For Nancy, Magis at Seattle University has allowed her to meaningfully connect with alumni who can "share an Ignatian approach to being and doing." She feels this helps her to "remain committed and focused on what matters the most in life – being a person for others." Over the last five years, Nancy has participated in Magis programs such as the Justice Education Forum, Alumni Day of Prayer and Engaging Justice Advocacy Workshop. When asked what the term Magis means to her in her everyday life, Nancy responds: "Magis inspires and challenges me to live the values and practice the behaviors called for by our faith tradition… [it] requires me to embody my faith everyday in every way possible… [and] calls me to choose justice and the common good whenever possible." A moment of Nancy's living the out the sense of Magis in her life was during her experience as a facilitator of a weekly counseling group at Monroe Reformatory for two years. She learned a lot about the inmates' personal histories and how a lack of love and attentive parenting affected their choices and behavior. She claims "This was one of the best learning experiences I've ever had and I became a more compassionate person because of it."

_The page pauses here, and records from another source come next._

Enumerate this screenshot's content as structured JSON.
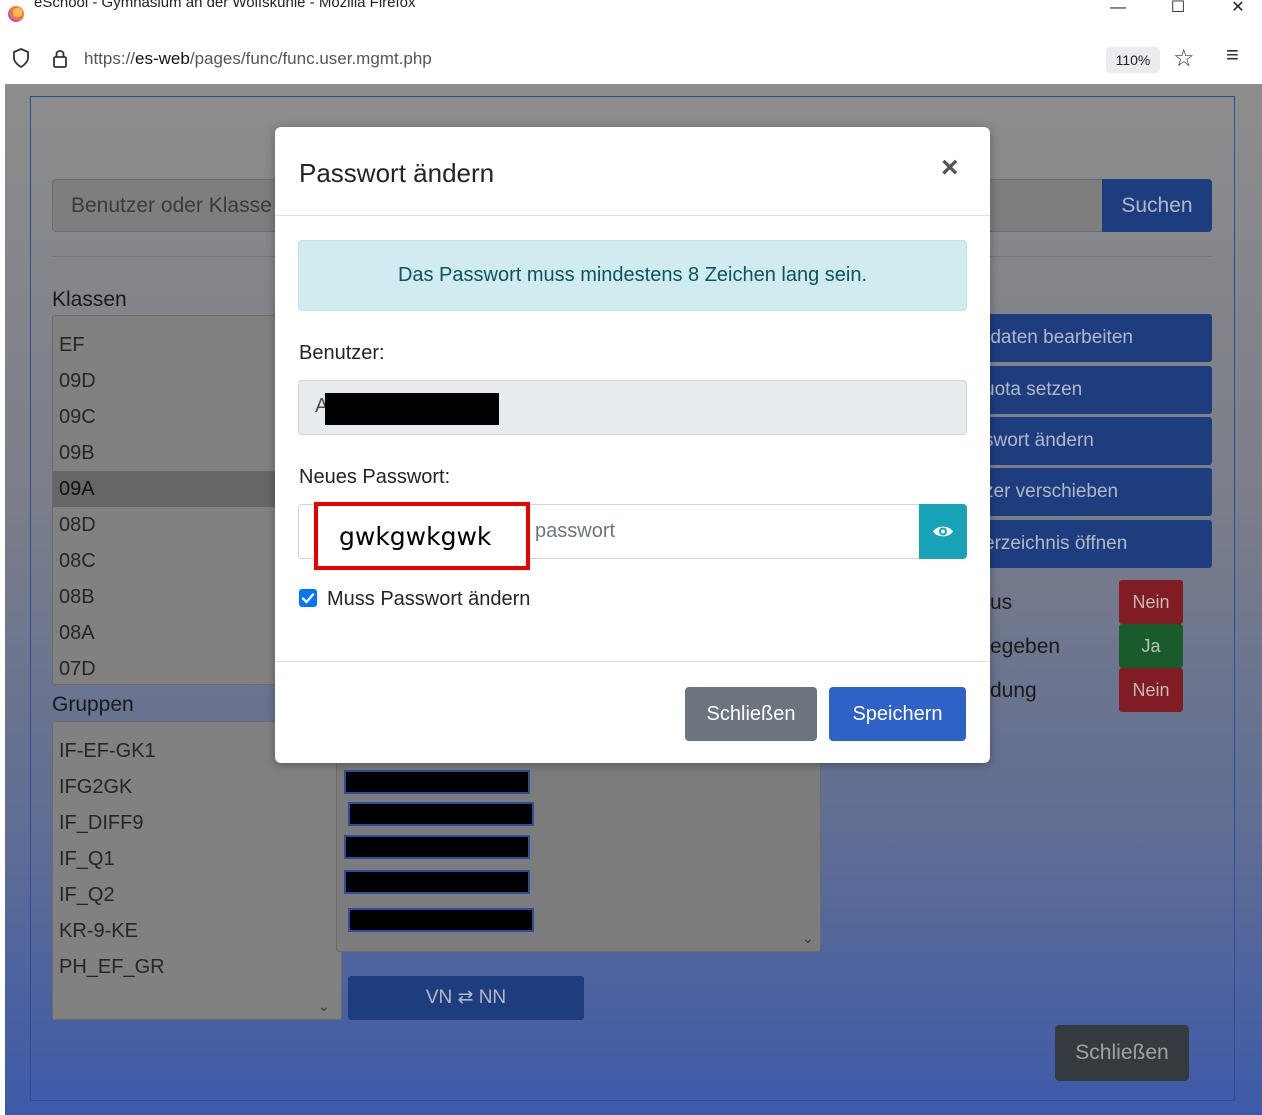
{
  "window": {
    "title": "eSchool - Gymnasium an der Wolfskuhle - Mozilla Firefox",
    "minimize": "—",
    "maximize": "☐",
    "close": "✕"
  },
  "urlbar": {
    "url_prefix": "https://",
    "url_host": "es-web",
    "url_path": "/pages/func/func.user.mgmt.php",
    "zoom": "110%"
  },
  "search": {
    "placeholder": "Benutzer oder Klasse",
    "button": "Suchen"
  },
  "classes": {
    "label": "Klassen",
    "items": [
      "EF",
      "09D",
      "09C",
      "09B",
      "09A",
      "08D",
      "08C",
      "08B",
      "08A",
      "07D"
    ],
    "selected": "09A"
  },
  "groups": {
    "label": "Gruppen",
    "items": [
      "IF-EF-GK1",
      "IFG2GK",
      "IF_DIFF9",
      "IF_Q1",
      "IF_Q2",
      "KR-9-KE",
      "PH_EF_GR"
    ]
  },
  "swap_button": "VN ⇄ NN",
  "actions": [
    "rdaten bearbeiten",
    "uota setzen",
    "swort ändern",
    "zer verschieben",
    "erzeichnis öffnen"
  ],
  "statuses": [
    {
      "label": "us",
      "value": "Nein"
    },
    {
      "label": "egeben",
      "value": "Ja"
    },
    {
      "label": "dung",
      "value": "Nein"
    }
  ],
  "page_close": "Schließen",
  "modal": {
    "title": "Passwort ändern",
    "close_x": "×",
    "alert": "Das Passwort muss mindestens 8 Zeichen lang sein.",
    "user_label": "Benutzer:",
    "user_value": "A",
    "password_label": "Neues Passwort:",
    "password_placeholder": "passwort",
    "password_value": "gwkgwkgwk",
    "must_change_label": "Muss Passwort ändern",
    "must_change_checked": true,
    "close_button": "Schließen",
    "save_button": "Speichern"
  },
  "colors": {
    "primary": "#2f62c6",
    "info": "#17a2b8",
    "secondary": "#6c757d",
    "alert_bg": "#d1ecf1",
    "highlight": "#e60000"
  }
}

Nancy is not the only one who has been shaped by their experience of Magis at Seattle University. Clay's primary involvement with Magis has been through the Contemplative Leaders in Action Leadership Program, otherwise known as C.L.I.A., a two-year cohort program of eighteen Jesuit-educated alumni in their 20's and 30's, and is comprised of alumni from universities such as Gonzaga, Creighton, Santa Clara, Boston College, Xavier, Saint Louis University, and Seattle University. Clay actually found out about the C.L.I.A. program through his mother, who had read about the opportunity in the Magis eNewsletter. "This program has been an incredible experience that is helping me drive my own personal development in a way consistent with Jesuit teaching, as well as my own personal and professional goals… the group has become a tight-knit support network for each other", says Clay. Further, Clay talks about C.L.I.A. and other Magis programs as a sort of "home coming", since after graduating, he had less frequent contact with a Jesuit based faith community. "CLIA has given me a group of incredibly intelligent, insightful, and faith-based people with whom I'm able to draw immense energy and inspiration to do good in this world for myself, and for others." For him, Magis means "perspective", and challenges to ask the question, "How are you incorporating your faith, values, and mission into your life to the extent that you see and interact with the world differently?" This question is one he is currently exploring through his involvement with Magis at Seattle University.
For both Nancy and Clay, Magis has clearly had a great impact on their lives, and they are hopeful that other Jesuit-educated alumni will join the growing Magis community in the Puget Sound. "If we build a strong community and work collaboratively, we could be a very positive and significant influence for justice and peace in our families, workplaces, communities, country and world." Clay's hope is that more individuals would experience the "home coming" that Magis has to offer. "Our Jesuit educations prepared us for a life of mission, but as we leave those university institutions we often find ourselves growing distant from the fire that was once lit within. Magis offers to reignite that flame, and as C.L.I.A. has done for me, I hope the same can be done for others."